- Subclipse — Subversion support.
- http://subclipse.tigris.org/ || AUR
- Subversive — Alternative Subversion support.
- TeXlipse — LaTeX support.
Enable javadoc integration
Want to see API entries when hovering the mouse pointer over standard Java methods?
If you have constant Internet access on your machine, you can use the on-line documentation:
- Go to Window > Preferences, then go to Java > Installed JREs.
- There should be one named "java" with the type "Standard VM". Select this and click Edit.
- Select the
/opt/java/jre/lib/rt.jaritem under "JRE system libraries:", then click Javadoc Location....
- Enter "http://docs.oracle.com/javase/7/docs/api/" in the "Javadoc location path:" text field.
If you have no internet connection on your development machine or do not want to constantly consume bandwidth for the documentation, you can store the documentation locally, by installing thepackage.

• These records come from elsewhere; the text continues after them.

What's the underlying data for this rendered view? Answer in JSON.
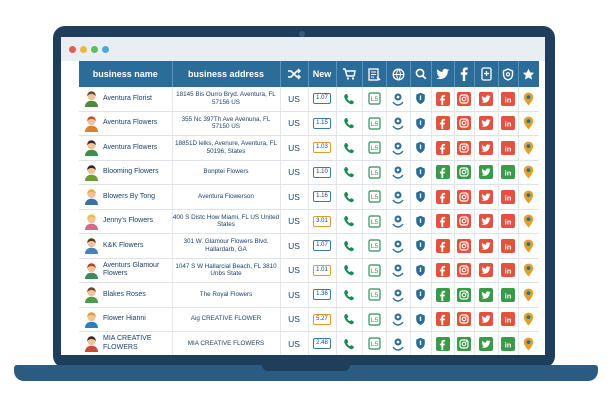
{
  "window": {
    "controls": [
      "#e35b57",
      "#f0b640",
      "#5dc059",
      "#4ea8da"
    ]
  },
  "table": {
    "columns": [
      {
        "label": "business name",
        "icon": null
      },
      {
        "label": "business address",
        "icon": null
      },
      {
        "label": "",
        "icon": "shuffle-icon"
      },
      {
        "label": "New",
        "icon": null
      },
      {
        "label": "",
        "icon": "cart-icon"
      },
      {
        "label": "",
        "icon": "list-icon"
      },
      {
        "label": "",
        "icon": "globe-icon"
      },
      {
        "label": "",
        "icon": "search-icon"
      },
      {
        "label": "",
        "icon": "twitter-icon"
      },
      {
        "label": "",
        "icon": "facebook-icon"
      },
      {
        "label": "",
        "icon": "tablet-icon"
      },
      {
        "label": "",
        "icon": "shield-icon"
      },
      {
        "label": "",
        "icon": "star-icon"
      }
    ],
    "rows": [
      {
        "name": "Aventura Florist",
        "address": "18145 Bis Ourro Bryd. Aventura, FL 57156 US",
        "country": "US",
        "new": "1.07",
        "avatar_hair": "#6b4a2e",
        "avatar_shirt": "#4d8a3c"
      },
      {
        "name": "Aventura Flowers",
        "address": "355 Nc 397Th Ave Avenuna, FL 57150 US",
        "country": "US",
        "new": "1.15",
        "avatar_hair": "#c2542a",
        "avatar_shirt": "#d9822b"
      },
      {
        "name": "Aventura Flowers",
        "address": "18851D lelks, Avenure, Aventura, FL 50196, States",
        "country": "US",
        "new": "1.03",
        "avatar_hair": "#3a2a20",
        "avatar_shirt": "#3f8f4b"
      },
      {
        "name": "Blooming Flowers",
        "address": "Bonptei Flowers",
        "country": "US",
        "new": "1.10",
        "avatar_hair": "#2f2520",
        "avatar_shirt": "#6e9c3b"
      },
      {
        "name": "Blowers By Tong",
        "address": "Aventura Flowerson",
        "country": "US",
        "new": "1.16",
        "avatar_hair": "#e8b23a",
        "avatar_shirt": "#3a6fa8"
      },
      {
        "name": "Jenny's Flowers",
        "address": "400 S Distc How Miami, FL US United States",
        "country": "US",
        "new": "3.01",
        "avatar_hair": "#e9c24a",
        "avatar_shirt": "#d66a8d"
      },
      {
        "name": "K&K Flowers",
        "address": "301 W. Glamour Flowers Blvd. Hallardarb, GA",
        "country": "US",
        "new": "1.07",
        "avatar_hair": "#5a3a22",
        "avatar_shirt": "#4a7fb8"
      },
      {
        "name": "Aventurs Glamour Flowers",
        "address": "1047 S W Hallarcial Beach, FL 3810 Unbs State",
        "country": "US",
        "new": "1.01",
        "avatar_hair": "#b8412c",
        "avatar_shirt": "#3d8a5a"
      },
      {
        "name": "Blakes Roses",
        "address": "The Royal Flowers",
        "country": "US",
        "new": "1.36",
        "avatar_hair": "#6e4a2a",
        "avatar_shirt": "#4f9a4a"
      },
      {
        "name": "Flower Hianni",
        "address": "Aig CREATIVE FLOWER",
        "country": "US",
        "new": "5.27",
        "avatar_hair": "#d7a23b",
        "avatar_shirt": "#2f7bbf"
      },
      {
        "name": "MIA CREATIVE FLOWERS",
        "address": "MIA CREATIVE FLOWERS",
        "country": "US",
        "new": "2.48",
        "avatar_hair": "#3a2a20",
        "avatar_shirt": "#c94a3a"
      }
    ]
  },
  "colors": {
    "header_bg": "#2b6c98",
    "phone": "#1c8a55",
    "badge_border_blue": "#3b79b2",
    "badge_border_orange": "#e49b2b",
    "facebook": "#e2523f",
    "instagram": "#e2523f",
    "twitter": "#e2523f",
    "linkedin": "#e2523f",
    "facebook_alt": "#3a9a4a",
    "instagram_alt": "#3a9a4a",
    "twitter_alt": "#3a9a4a",
    "linkedin_alt": "#3a9a4a",
    "pin": "#e1a02e",
    "shield": "#2b6c98"
  }
}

Eclipse should find the javadocs automatically.
Autocompletion and javadoc render crash
For some reason, libxul may crash Eclipse with a traceback like:
# Problematic frame: # C [libxul.so+0xd07552] NS_InvokeByIndex_P+0x5e9a
To fix this issue, you can try installing
If that does not work (or if you do not want to use libwebkit) try this:
- Download http://ftp.mozilla.org/pub/mozilla.org/xulrunner/releases/188.8.131.52/runtimes/xulrunner-184.108.40.206.en-US.linux-i686.tar.bz2.
- Unpack it into
~/.xulrunner(or another location).
- Add this line to your Eclipse configuration file
Now everything should just work fine and tooltips should display correctly.
Crash on first boot or when choosing Help > Welcome
Ctrl+X closes Eclipse
Eclipse 4.2.0 not respecting dark/custom gtk themes resulting in white background
Remove or move to backup sub folder all of the .css files from: /usr/share/eclipse/plugins/org.eclipse.platform_4.2.0.v201206081400/css/
Solution source: http://www.eclipse.org/forums/index.php/m/872214/
Tooltips have dark background color with Gnome 3.6 Adwaita theme
Comment out the second-to-last line in
/usr/share/themes/Adwaita/gtk-2.0/gtkrc like this
#widget "gtk-tooltip*" style "tooltips"
- https://bugs.eclipse.org/bugs/show_bug.cgi?id=381010 (WONTFIX)
Comment out the last line in
/usr/share/themes/Adwaita/gtk-2.0/gtkrc like this
#widget "*swt*toolbar*" style "null"
To apply the fixed theme, use
gnome-tweak-tool to select a different theme and cycle back to Adwaita.